Elizabeth Chin is Professor of Media Design Practices at Art Center College of Design and the author of Purchasing Power: Black Kids and American Consumer Culture. Her new book, My Life with Things, is a meditation on her relationship with consumer goods and a critical statement on the politics and method of anthropology in which she uses everyday items to intimately examine the ways consumption resonates with personal and social meaning.
Where did the idea for this project come from and how did it evolve?
The idea for the diary part initially began as a series of emails I sent out to a small group of friends.
This was in the early 2000s before blogs were even much of a thing. If I had started the project a few years later, it might just have been a blog, and the book might never have happened. Along the way, though, I became fascinated with thinking about Karl Marx and his relationship to consumption. I wondered what his personal relationship to things might have been, and this spurred me into exploring all kinds of things from the economy in secondhand clothes to lace-making and the ins and outs of carbuncles. I was interested in Marx and his family as people, not icons or two-dimensional figures. It was when I was exploring the world of pawn in Marx’s time that I also realized pawn had been so important for Native people in the U.S., and that sent me on a whole new exploration.

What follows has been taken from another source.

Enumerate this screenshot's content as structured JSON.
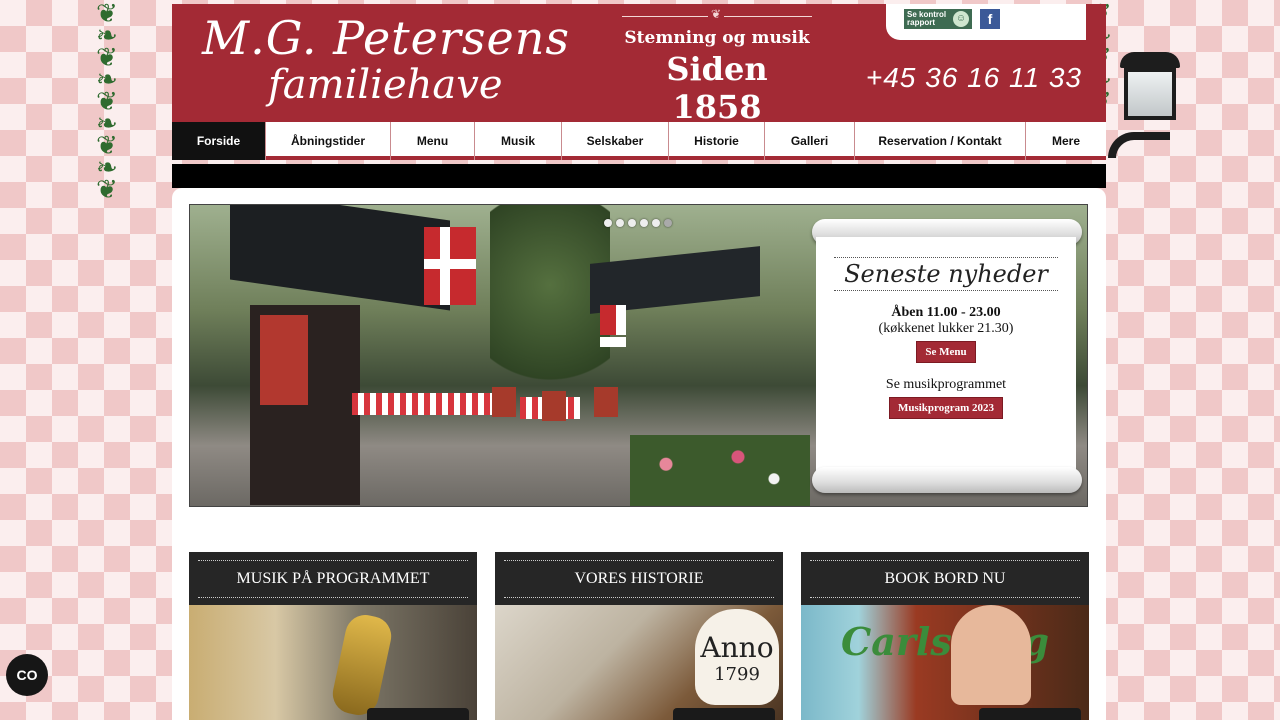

The evolution of the book overall was never straightforward, and certainly was not the result of some sort of well-laid plan. It was a series of explorations and journeys that then had do be cobbled together into the book.
Was there a particular writer or scholar who inspired you to experiment with writing voice and the limits of ethnography?

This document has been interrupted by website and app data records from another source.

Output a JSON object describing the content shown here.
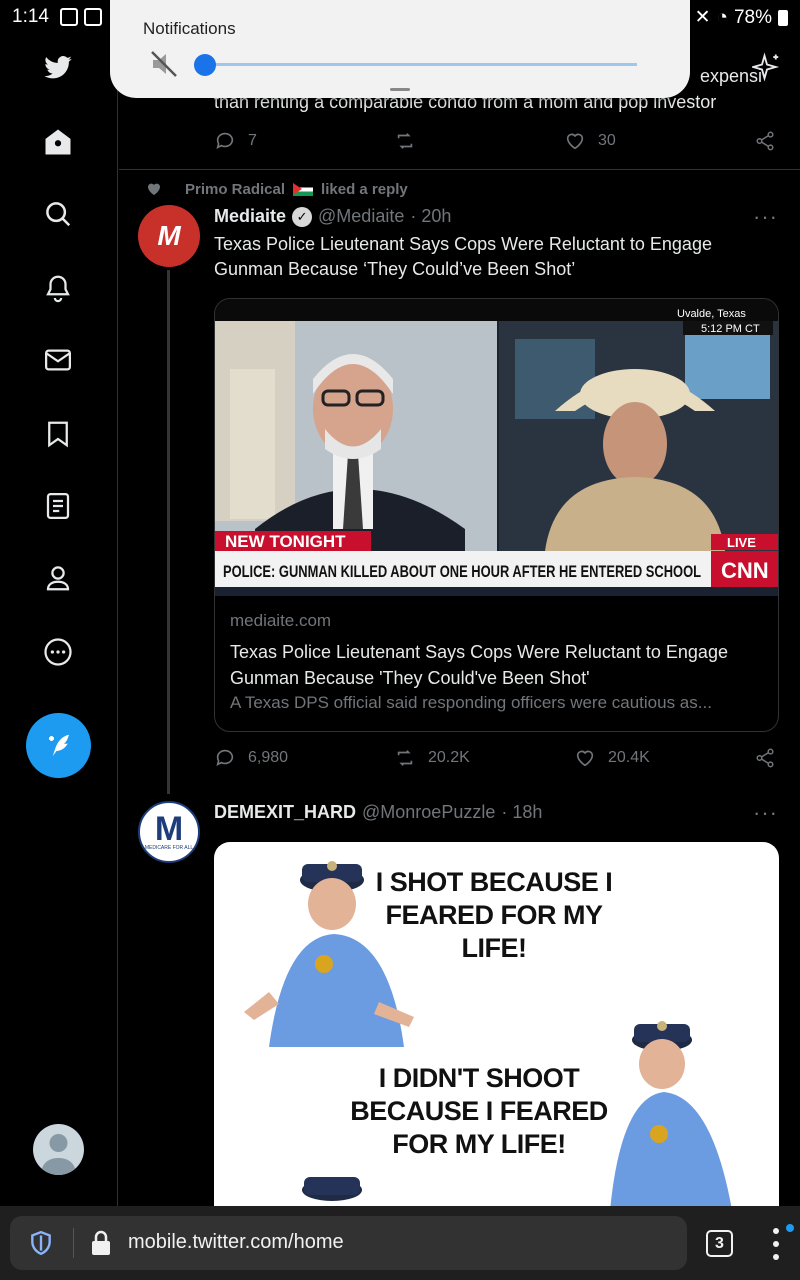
{
  "status_bar": {
    "time": "1:14",
    "battery": "78%"
  },
  "notification_panel": {
    "title": "Notifications",
    "volume_level": 0.0
  },
  "sidebar": {
    "items": [
      {
        "icon": "twitter-logo-icon"
      },
      {
        "icon": "home-icon"
      },
      {
        "icon": "search-icon"
      },
      {
        "icon": "bell-icon"
      },
      {
        "icon": "mail-icon"
      },
      {
        "icon": "bookmark-icon"
      },
      {
        "icon": "lists-icon"
      },
      {
        "icon": "profile-icon"
      },
      {
        "icon": "more-icon"
      }
    ],
    "compose_icon": "compose-tweet-icon"
  },
  "previous_tweet": {
    "text_fragment": "than renting a comparable condo from a mom and pop investor",
    "text_fragment_right": "expensi",
    "replies": "7",
    "likes": "30"
  },
  "tweet1": {
    "social_context": "Primo Radical",
    "social_context_suffix": "liked a reply",
    "name": "Mediaite",
    "handle": "@Mediaite",
    "time": "· 20h",
    "avatar_letter": "M",
    "text": "Texas Police Lieutenant Says Cops Were Reluctant to Engage Gunman Because ‘They Could’ve Been Shot’",
    "card": {
      "image_location": "Uvalde, Texas",
      "image_time": "5:12 PM CT",
      "image_tag": "NEW TONIGHT",
      "image_headline": "POLICE: GUNMAN KILLED ABOUT ONE HOUR AFTER HE ENTERED SCHOOL",
      "image_live": "LIVE",
      "image_network": "CNN",
      "domain": "mediaite.com",
      "title": "Texas Police Lieutenant Says Cops Were Reluctant to Engage Gunman Because 'They Could've Been Shot'",
      "description": "A Texas DPS official said responding officers were cautious as..."
    },
    "replies": "6,980",
    "retweets": "20.2K",
    "likes": "20.4K"
  },
  "tweet2": {
    "name": "DEMEXIT_HARD",
    "handle": "@MonroePuzzle",
    "time": "· 18h",
    "avatar_letter": "M",
    "avatar_caption": "MEDICARE FOR ALL",
    "meme_line1": "I SHOT BECAUSE I FEARED FOR MY LIFE!",
    "meme_line2": "I DIDN'T SHOOT BECAUSE I FEARED FOR MY LIFE!"
  },
  "browser": {
    "url": "mobile.twitter.com/home",
    "tab_count": "3"
  },
  "colors": {
    "accent": "#1d9bf0",
    "background": "#000000",
    "muted": "#71767b"
  }
}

Actually I think the main inspiration for experimenting with the writing was my father. My dad, Frank Chin, is a writer – all he does is to write. He’s written plays, novels, nonfiction. He writes every single day. Even after a devastating stroke he’s written several books. I grew up around writing, and I’ve always written and taken it seriously as a craft. I like to joke that in my family you don’t really grow up until you publish your first book. So because of that, my orientation toward writing has always had what I suppose might be called a writerly orientation that is concerned with the writing itself as a form of practice and expression.
In My Life with Things you are remarkably candid – almost shockingly so – about your personal life. Did you have any reservations about revealing that level of detail, or was it just a necessity of the project?
Early on I decided this project had to be done wholeheartedly and without self-censoring. Part of this was because that is really how I think the best work gets done, you just have to dive in and not worry while you’re doing the work whether or not it can be declared “good” or “acceptable” or “embarrassing.” I knew I had no hope of producing good work if I was actually trying to do good work. My goal was to be as honest as possible in producing the material; I knew I could always worry afterward whether anybody else should ever see it. In the book itself, there were some people who had to be edited out after the fact, and some events that had to be re-framed, as well. I made the choice to do this because to include them would have exposed very private moments without their consent. In this way I still stuck to the ethical code we use in any kind of ethnographic work: I did not have their permission to reveal a particular event, so including them was not ethical. I never felt I had the right to publish things about people in my life, even true things, which would be hurtful to them. Some of the most painful material does deal with my mother and her struggles with mental illness. She read the manuscript before it was published, and if she had asked me to remove those entries I would have.
How did you choose which of your things to write about? Are there any items that didn’t make the cut?
With the entries, I just would sit down and write about whatever came to mind. This meant that there were plenty of entries that were boring, or just never really went anywhere. Sometimes I was sure that some item I was writing about was just an amazing journey, but later it would be excruciating to read myself obsessing of some minute consumer decision or other. At other times I could see in the writing that I was trying to hard to make a workable entry. This is partly why it was so important to write and write and write. I knew there was no guarantee that every entry was going to have a life.
You close the book with the fictional account of Dr. ——, a hoarder/collector/consumer and anthropologist whose house—stuffed to the gills with things—explodes. Is there any overlap between yourself and Dr. ——?
Writing that section was a ball. I loved making fun of myself and making fun of anthropology. Like so many academics I tend to take myself so very seriously and every single tiny slight or ego poke can keep me boiling for weeks. I absolutely think that I could become a hoarder. My husband thinks I already am. For my part, I see many surfaces in my house that remain undecorated and under-occupied. Part of me would love to continue that piece of writing, turn it into a whole crazy novel.
What do you hope readers take away from this book, both in terms of your arguments and in the methodology and your writing voice?
For me this book has been about embracing a kind of fearlessness, and in a way that is the thing I hope people respond to most, the notion that fearlessness is possible, even in the midst of terrible depression, even while struggle to keep going is endless. As an undergraduate I attended NYU in the drama program, and I’ve danced very seriously all my life. In the performing arts, you have to be fearless as well, even in the midst of profound insecurity. When you are on stage and performing, you never reach the heights if you are working at being good. You have to get out there with all your training behind you and then throw it away and trust that somehow you’ll fly. This is my attempt at flying in my writing. Most of me is utterly terrified, but there was this other part of me that had to make the attempt, so I’m trusting that part while also planning to crawl into a hole for a while.